This is a recipe for pierogis, the Polish/Eastern European treat that is a staple with so many meals. I made a potato pierogi (the traditional version) but there are a ton of variations including mushroom, meat, and so many other choices
Pierogi wrapper ingredients:
- 5 cups all-purpose flour
- 1 teaspoon salt
- 1 cup warm water
- 3 eggs
- 1/2 cup of softened butter
- 4 medium peeled white potatoes
- 2 medium chopped onions
- 2 tablespoons butter (not softened like the wrappers, but at room temperature)
- 5 ounces of softened cream cheese
- 1/2 teaspoon salt
- 1/2 teaspoon pepper
- 6 cloves of garlic (or more, depending on your taste preferences)
- 4 slices of bacon
- 1 tablespoon butter
- Sour cream
- Parsley or paprika (if desired)
Make the Wrappers
- Combine the flour and salt, if you have a food processor you can pulse this.

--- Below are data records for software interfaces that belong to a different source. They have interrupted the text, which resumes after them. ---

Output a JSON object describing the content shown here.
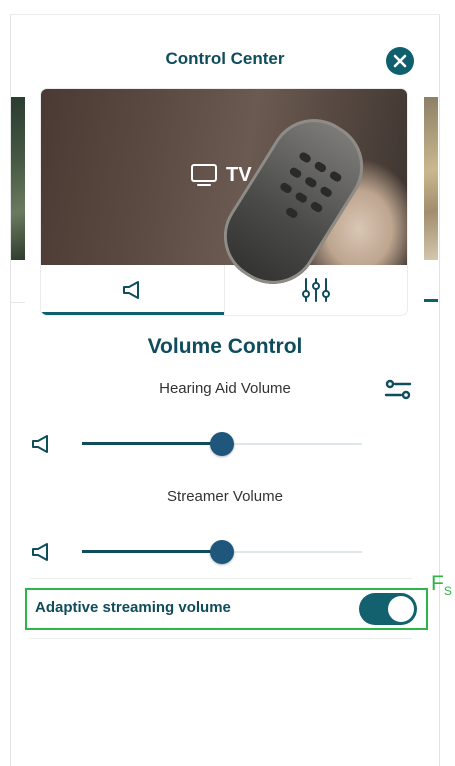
{
  "header": {
    "title": "Control Center",
    "close_icon": "close-icon"
  },
  "device_card": {
    "label": "TV",
    "tv_icon": "tv-icon",
    "tabs": [
      {
        "name": "volume",
        "icon": "speaker-icon",
        "active": true
      },
      {
        "name": "equalizer",
        "icon": "sliders-icon",
        "active": false
      }
    ]
  },
  "volume": {
    "section_title": "Volume Control",
    "hearing_aid_label": "Hearing Aid Volume",
    "hearing_aid_level": 0.5,
    "streamer_label": "Streamer Volume",
    "streamer_level": 0.5,
    "settings_icon": "settings-icon"
  },
  "adaptive": {
    "label": "Adaptive streaming volume",
    "enabled": true
  },
  "annotation": {
    "main": "F",
    "sub": "S"
  },
  "colors": {
    "primary": "#0f4c5c",
    "accent": "#13606e",
    "highlight": "#2fb44a"
  }
}
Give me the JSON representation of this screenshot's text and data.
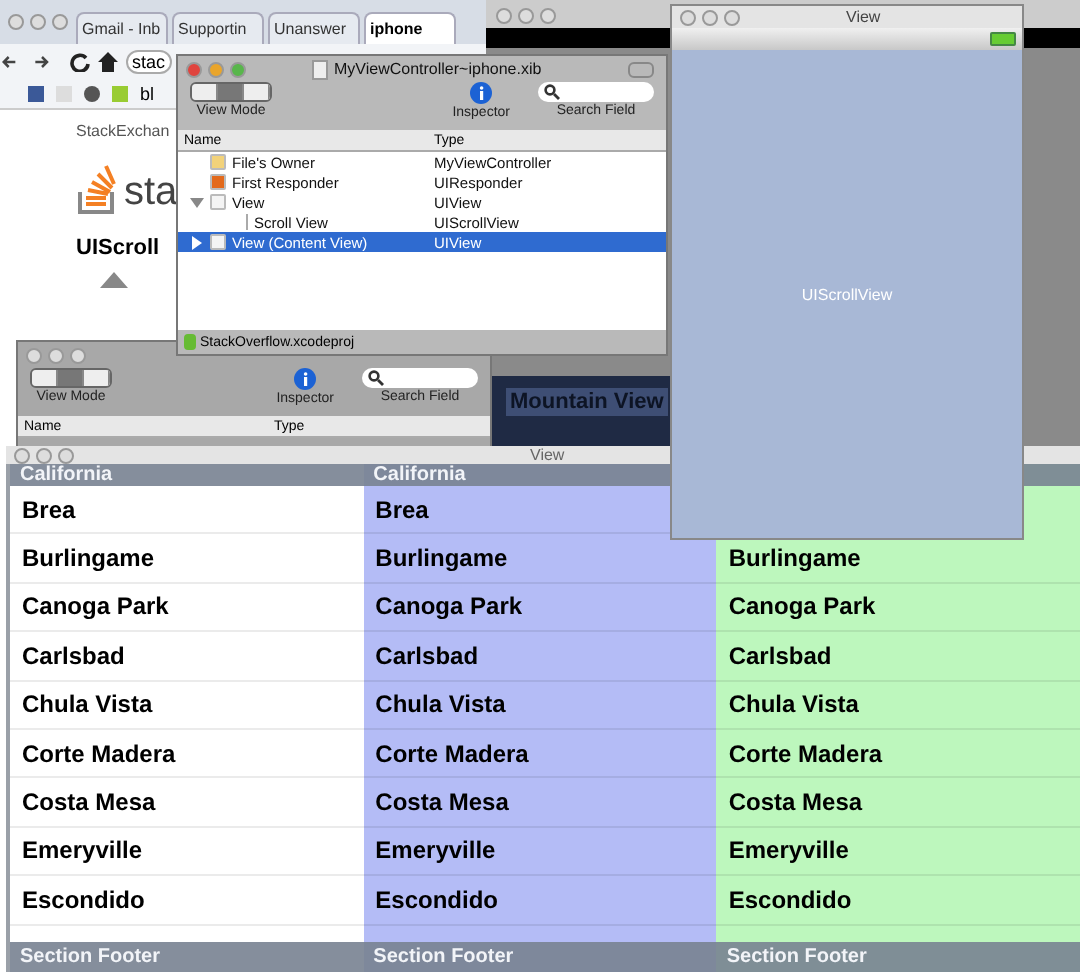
{
  "browser": {
    "tabs": [
      {
        "label": "Gmail - Inb",
        "selected": false
      },
      {
        "label": "Supportin",
        "selected": false
      },
      {
        "label": "Unanswer",
        "selected": false
      },
      {
        "label": "iphone",
        "selected": true
      }
    ],
    "address": "stac",
    "bookmark": "bl",
    "site_header": "StackExchan",
    "logo_text": "sta",
    "heading": "UIScroll"
  },
  "xib_window": {
    "title": "MyViewController~iphone.xib",
    "toolbar": [
      "View Mode",
      "Inspector",
      "Search Field"
    ],
    "columns": [
      "Name",
      "Type"
    ],
    "rows": [
      {
        "name": "File's Owner",
        "type": "MyViewController",
        "kind": "owner",
        "selected": false
      },
      {
        "name": "First Responder",
        "type": "UIResponder",
        "kind": "responder",
        "selected": false
      },
      {
        "name": "View",
        "type": "UIView",
        "kind": "view",
        "selected": false,
        "expanded": true,
        "children": [
          {
            "name": "Scroll View",
            "type": "UIScrollView",
            "kind": "scroll",
            "selected": false
          }
        ]
      },
      {
        "name": "View (Content View)",
        "type": "UIView",
        "kind": "view",
        "selected": true,
        "expanded": false
      }
    ],
    "status": "StackOverflow.xcodeproj"
  },
  "xib_window_back": {
    "toolbar": [
      "View Mode",
      "Inspector",
      "Search Field"
    ],
    "columns": [
      "Name",
      "Type"
    ]
  },
  "map_window": {
    "title": "Mountain View"
  },
  "view_window": {
    "title": "View",
    "content_label": "UIScrollView"
  },
  "table_window": {
    "title": "View",
    "columns": [
      {
        "color": "#ffffff",
        "header": "California",
        "rows": [
          "Brea",
          "Burlingame",
          "Canoga Park",
          "Carlsbad",
          "Chula Vista",
          "Corte Madera",
          "Costa Mesa",
          "Emeryville",
          "Escondido"
        ],
        "footer": "Section Footer"
      },
      {
        "color": "#b4bcf6",
        "header": "California",
        "rows": [
          "Brea",
          "Burlingame",
          "Canoga Park",
          "Carlsbad",
          "Chula Vista",
          "Corte Madera",
          "Costa Mesa",
          "Emeryville",
          "Escondido"
        ],
        "footer": "Section Footer"
      },
      {
        "color": "#bdf7bd",
        "rows": [
          "Burlingame",
          "Canoga Park",
          "Carlsbad",
          "Chula Vista",
          "Corte Madera",
          "Costa Mesa",
          "Emeryville",
          "Escondido"
        ],
        "footer": "Section Footer"
      }
    ]
  }
}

- Add water, eggs and butter; mixing until dough forms a ball (pulsing in a food processor). You can add an additional 1 to 2 tablespoons of water or flour depending on whether you feel the dough is too thin or thick.
- Let rest in the bowl, covered, for 30 minutes.
Make the Filling
- Put the potatoes in a large saucepan, put in enough water to barely cover the tops.
- Bring to a boil over high heat.
- Reduce the heat, put a cover on the pot and simmer 10-15 minutes or until tender.
- Sauté half the onions, over medium-high heat in butter until tender, put it in a bowl on the side, these are for eating.
- Sauté other half of the onions, chopped bacon and all of the pressed garlic until tender, this will go in the filling
- Drain potatoes. Let sit until steam has evaporated.
- Mash potatoes
- Mix in the cream cheese, salt, pepper into the mashed potatoes. Then add the onion/bacon/garlic mixture until thoroughly mixed.
- Divide your dough ball into four equal quarters.
- On a lightly floured surface (countertop works great), roll one portion of dough to roughly 1/8” thickness.
- Cut small round circles of dough. If you have a pastry/biscuit cutter, great. If you don’t, use a drinking glass.
- Place a couple teaspoons of the filling mix into each circle
- Moisten edges of the circle with water and then fold in half, pressing the edges to seal into a semi-circle. Amazon sells pierogi/dumpling makers and for a few bucks these are a great deal.
- Repeat this step with each quarter of the dough ball until you are all out.
- Bring a large pot of water to a boil over high heat; add the pierogis to the slowly rolling water in batches. I find that you can do this in conjunction with the assembly process, especially if you have 2 people.
- Reduce heat to a simmer; cooking the pierogis for about 1-2 minutes. When they are finished, your pierogis will float to the top and they should be tender.
- Remove with a slotted spoon or fork and place on a drying rack.
At this point pierogis can be stored in a cool fridge or frozen for later use (thawed and sautéed)
Sauté and brown (this step is if you are ready to eat now)
- In a large skillet, sauté pierogis with onion in butter until the pierogis brown.
- You can put parsley or paprika on your pierogis but at a minimum you should have some sour cream on them because the is the traditional way to eat them.
Freeze option (this step is if you want to savor these at a later date)
If you are not going to eat them right away, once they are dried on the rack, you can freeze them. I use sandwich-sized ziplock bags making sure to put about 12-14 per bag, depending on size. As long as they lay flat you are fine. If you want to use a single large holder, be sure to put wax paper between each layer so that they remain intact through the freezing and thawing process. All you have to do is repeat the sauté process once they are thawed.